● EXERCISE BRIEF: Your answer should be every line of the records that contains the word "delta".

(Data records for software interfaces)
|---|

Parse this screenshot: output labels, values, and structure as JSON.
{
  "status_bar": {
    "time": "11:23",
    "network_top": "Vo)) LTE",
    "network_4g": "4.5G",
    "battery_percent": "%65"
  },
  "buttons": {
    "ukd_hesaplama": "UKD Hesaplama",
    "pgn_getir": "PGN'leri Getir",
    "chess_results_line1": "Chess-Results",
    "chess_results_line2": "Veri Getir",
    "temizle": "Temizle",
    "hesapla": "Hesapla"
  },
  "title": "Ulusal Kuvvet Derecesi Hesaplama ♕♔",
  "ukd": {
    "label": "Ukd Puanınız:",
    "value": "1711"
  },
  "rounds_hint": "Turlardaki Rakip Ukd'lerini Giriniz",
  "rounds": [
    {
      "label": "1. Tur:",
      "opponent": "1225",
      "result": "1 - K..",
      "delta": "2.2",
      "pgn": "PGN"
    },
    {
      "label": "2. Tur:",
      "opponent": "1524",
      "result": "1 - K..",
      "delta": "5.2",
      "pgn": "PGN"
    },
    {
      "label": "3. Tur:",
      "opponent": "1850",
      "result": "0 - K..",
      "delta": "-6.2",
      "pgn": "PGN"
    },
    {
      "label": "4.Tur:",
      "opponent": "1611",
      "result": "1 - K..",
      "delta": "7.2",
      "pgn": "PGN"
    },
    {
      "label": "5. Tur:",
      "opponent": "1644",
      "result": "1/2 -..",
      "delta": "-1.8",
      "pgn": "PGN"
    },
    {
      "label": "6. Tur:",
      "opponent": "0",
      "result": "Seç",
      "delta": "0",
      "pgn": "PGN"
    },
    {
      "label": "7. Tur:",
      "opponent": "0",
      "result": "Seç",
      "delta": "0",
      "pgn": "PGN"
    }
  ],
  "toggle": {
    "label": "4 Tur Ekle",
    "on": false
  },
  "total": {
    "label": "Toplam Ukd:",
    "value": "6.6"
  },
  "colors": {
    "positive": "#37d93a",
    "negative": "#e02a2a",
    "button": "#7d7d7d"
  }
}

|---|

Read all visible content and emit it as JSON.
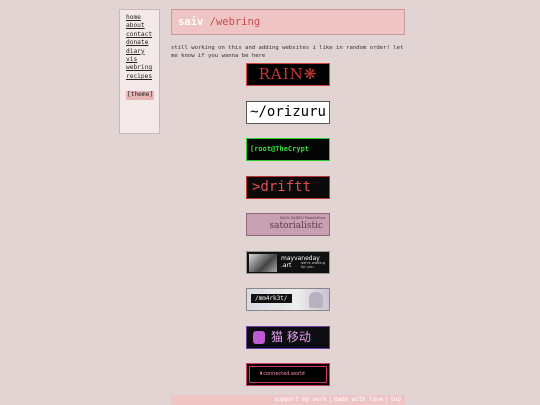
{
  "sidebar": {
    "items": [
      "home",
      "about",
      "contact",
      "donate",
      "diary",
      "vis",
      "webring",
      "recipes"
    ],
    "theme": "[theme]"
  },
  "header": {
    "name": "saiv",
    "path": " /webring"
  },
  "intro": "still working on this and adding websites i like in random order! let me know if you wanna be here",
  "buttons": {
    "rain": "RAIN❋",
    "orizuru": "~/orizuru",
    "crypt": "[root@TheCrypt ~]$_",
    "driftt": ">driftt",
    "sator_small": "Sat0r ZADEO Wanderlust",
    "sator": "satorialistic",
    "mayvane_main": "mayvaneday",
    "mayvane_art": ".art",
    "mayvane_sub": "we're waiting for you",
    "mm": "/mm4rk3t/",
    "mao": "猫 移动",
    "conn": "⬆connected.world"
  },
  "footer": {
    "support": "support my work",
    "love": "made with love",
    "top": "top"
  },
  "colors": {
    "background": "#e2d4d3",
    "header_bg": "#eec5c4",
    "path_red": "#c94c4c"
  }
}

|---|

● WORKED SOLUTION:
      "delta": "2.2",
      "delta": "5.2",
      "delta": "-6.2",
      "delta": "7.2",
      "delta": "-1.8",
      "delta": "0",
      "delta": "0",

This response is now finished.